Task item. Gather all lines in the entries below that include the word "Диск".

The input.
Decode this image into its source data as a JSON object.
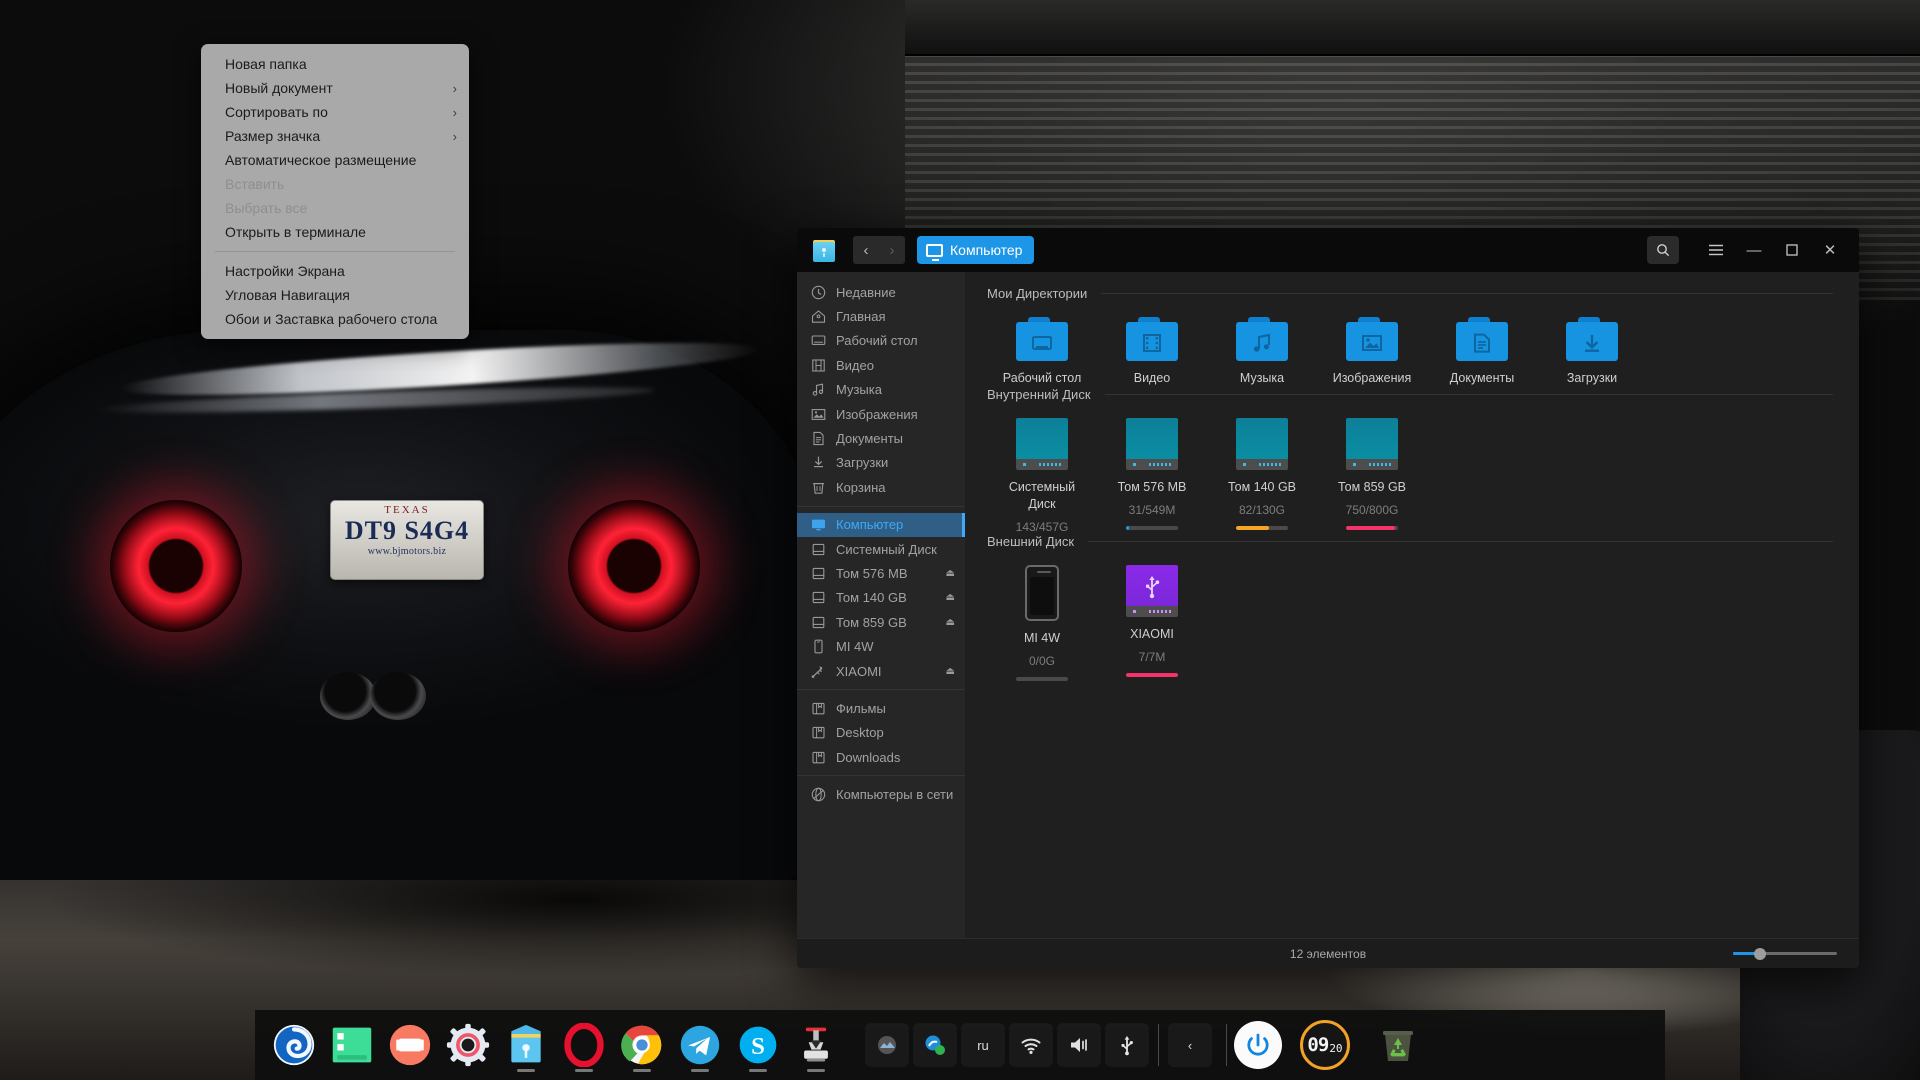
{
  "desktop": {
    "license_plate": {
      "top": "TEXAS",
      "number": "DT9 S4G4",
      "bottom": "www.bjmotors.biz"
    }
  },
  "context_menu": {
    "items": [
      {
        "label": "Новая папка",
        "submenu": false,
        "disabled": false
      },
      {
        "label": "Новый документ",
        "submenu": true,
        "disabled": false
      },
      {
        "label": "Сортировать по",
        "submenu": true,
        "disabled": false
      },
      {
        "label": "Размер значка",
        "submenu": true,
        "disabled": false
      },
      {
        "label": "Автоматическое размещение",
        "submenu": false,
        "disabled": false
      },
      {
        "label": "Вставить",
        "submenu": false,
        "disabled": true
      },
      {
        "label": "Выбрать все",
        "submenu": false,
        "disabled": true
      },
      {
        "label": "Открыть в терминале",
        "submenu": false,
        "disabled": false
      },
      {
        "separator": true
      },
      {
        "label": "Настройки Экрана",
        "submenu": false,
        "disabled": false
      },
      {
        "label": "Угловая Навигация",
        "submenu": false,
        "disabled": false
      },
      {
        "label": "Обои и Заставка рабочего стола",
        "submenu": false,
        "disabled": false
      }
    ]
  },
  "file_manager": {
    "titlebar": {
      "app_icon": "file-manager-icon",
      "back_label": "‹",
      "forward_label": "›",
      "breadcrumb": "Компьютер",
      "search_icon": "search-icon",
      "menu_icon": "hamburger-menu-icon",
      "minimize_label": "—",
      "maximize_label": "▢",
      "close_label": "✕",
      "accent_color": "#1e96e8"
    },
    "sidebar": {
      "groups": [
        {
          "items": [
            {
              "label": "Недавние",
              "icon": "clock-icon",
              "active": false,
              "eject": false
            },
            {
              "label": "Главная",
              "icon": "home-icon",
              "active": false,
              "eject": false
            },
            {
              "label": "Рабочий стол",
              "icon": "desktop-icon",
              "active": false,
              "eject": false
            },
            {
              "label": "Видео",
              "icon": "video-icon",
              "active": false,
              "eject": false
            },
            {
              "label": "Музыка",
              "icon": "music-icon",
              "active": false,
              "eject": false
            },
            {
              "label": "Изображения",
              "icon": "image-icon",
              "active": false,
              "eject": false
            },
            {
              "label": "Документы",
              "icon": "document-icon",
              "active": false,
              "eject": false
            },
            {
              "label": "Загрузки",
              "icon": "download-icon",
              "active": false,
              "eject": false
            },
            {
              "label": "Корзина",
              "icon": "trash-icon",
              "active": false,
              "eject": false
            }
          ]
        },
        {
          "items": [
            {
              "label": "Компьютер",
              "icon": "computer-icon",
              "active": true,
              "eject": false
            },
            {
              "label": "Системный Диск",
              "icon": "drive-icon",
              "active": false,
              "eject": false
            },
            {
              "label": "Том 576 MB",
              "icon": "drive-icon",
              "active": false,
              "eject": true
            },
            {
              "label": "Том 140 GB",
              "icon": "drive-icon",
              "active": false,
              "eject": true
            },
            {
              "label": "Том 859 GB",
              "icon": "drive-icon",
              "active": false,
              "eject": true
            },
            {
              "label": "MI 4W",
              "icon": "phone-icon",
              "active": false,
              "eject": false
            },
            {
              "label": "XIAOMI",
              "icon": "usb-icon",
              "active": false,
              "eject": true
            }
          ]
        },
        {
          "items": [
            {
              "label": "Фильмы",
              "icon": "bookmark-folder-icon",
              "active": false,
              "eject": false
            },
            {
              "label": "Desktop",
              "icon": "bookmark-folder-icon",
              "active": false,
              "eject": false
            },
            {
              "label": "Downloads",
              "icon": "bookmark-folder-icon",
              "active": false,
              "eject": false
            }
          ]
        },
        {
          "items": [
            {
              "label": "Компьютеры в сети",
              "icon": "network-icon",
              "active": false,
              "eject": false
            }
          ]
        }
      ]
    },
    "sections": [
      {
        "title": "Мои Директории",
        "kind": "folders",
        "items": [
          {
            "label": "Рабочий стол",
            "emblem": "desktop-icon"
          },
          {
            "label": "Видео",
            "emblem": "film-icon"
          },
          {
            "label": "Музыка",
            "emblem": "note-icon"
          },
          {
            "label": "Изображения",
            "emblem": "picture-icon"
          },
          {
            "label": "Документы",
            "emblem": "document-icon"
          },
          {
            "label": "Загрузки",
            "emblem": "download-icon"
          }
        ]
      },
      {
        "title": "Внутренний Диск",
        "kind": "drives",
        "items": [
          {
            "label": "Системный Диск",
            "usage": "143/457G",
            "percent": 31,
            "bar_color": "",
            "icon": "hdd-icon"
          },
          {
            "label": "Том 576 MB",
            "usage": "31/549M",
            "percent": 6,
            "bar_color": "#1e96e8",
            "icon": "hdd-icon"
          },
          {
            "label": "Том 140 GB",
            "usage": "82/130G",
            "percent": 63,
            "bar_color": "#f5a623",
            "icon": "hdd-icon"
          },
          {
            "label": "Том 859 GB",
            "usage": "750/800G",
            "percent": 94,
            "bar_color": "#f5336b",
            "icon": "hdd-icon"
          }
        ]
      },
      {
        "title": "Внешний Диск",
        "kind": "external",
        "items": [
          {
            "label": "MI 4W",
            "usage": "0/0G",
            "percent": 0,
            "bar_color": "",
            "icon": "phone-icon"
          },
          {
            "label": "XIAOMI",
            "usage": "7/7M",
            "percent": 100,
            "bar_color": "#f5336b",
            "icon": "usb-drive-icon"
          }
        ]
      }
    ],
    "status": {
      "item_count_text": "12 элементов",
      "zoom_label": "icon-size-slider"
    }
  },
  "dock": {
    "apps": [
      {
        "name": "deepin-launcher-icon",
        "running": false
      },
      {
        "name": "terminal-icon",
        "running": false
      },
      {
        "name": "movie-player-icon",
        "running": false
      },
      {
        "name": "settings-icon",
        "running": false
      },
      {
        "name": "file-manager-icon",
        "running": true
      },
      {
        "name": "opera-icon",
        "running": true
      },
      {
        "name": "chrome-icon",
        "running": true
      },
      {
        "name": "telegram-icon",
        "running": true
      },
      {
        "name": "skype-icon",
        "running": true
      },
      {
        "name": "downloader-icon",
        "running": true
      }
    ],
    "tray": [
      {
        "name": "tray-app-icon",
        "label": ""
      },
      {
        "name": "tray-status-icon",
        "label": ""
      },
      {
        "name": "keyboard-layout",
        "label": "ru"
      },
      {
        "name": "wifi-icon",
        "label": ""
      },
      {
        "name": "volume-icon",
        "label": ""
      },
      {
        "name": "usb-icon",
        "label": ""
      }
    ],
    "tray_expand_label": "‹",
    "power_icon": "power-icon",
    "clock": {
      "hours": "09",
      "minutes": "20",
      "ring_color": "#f0a326"
    },
    "trash_icon": "recycle-bin-icon"
  }
}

Solution.
              "label": "Системный Диск",
        "title": "Внутренний Диск",
            "label": "Системный Диск",
        "title": "Внешний Диск",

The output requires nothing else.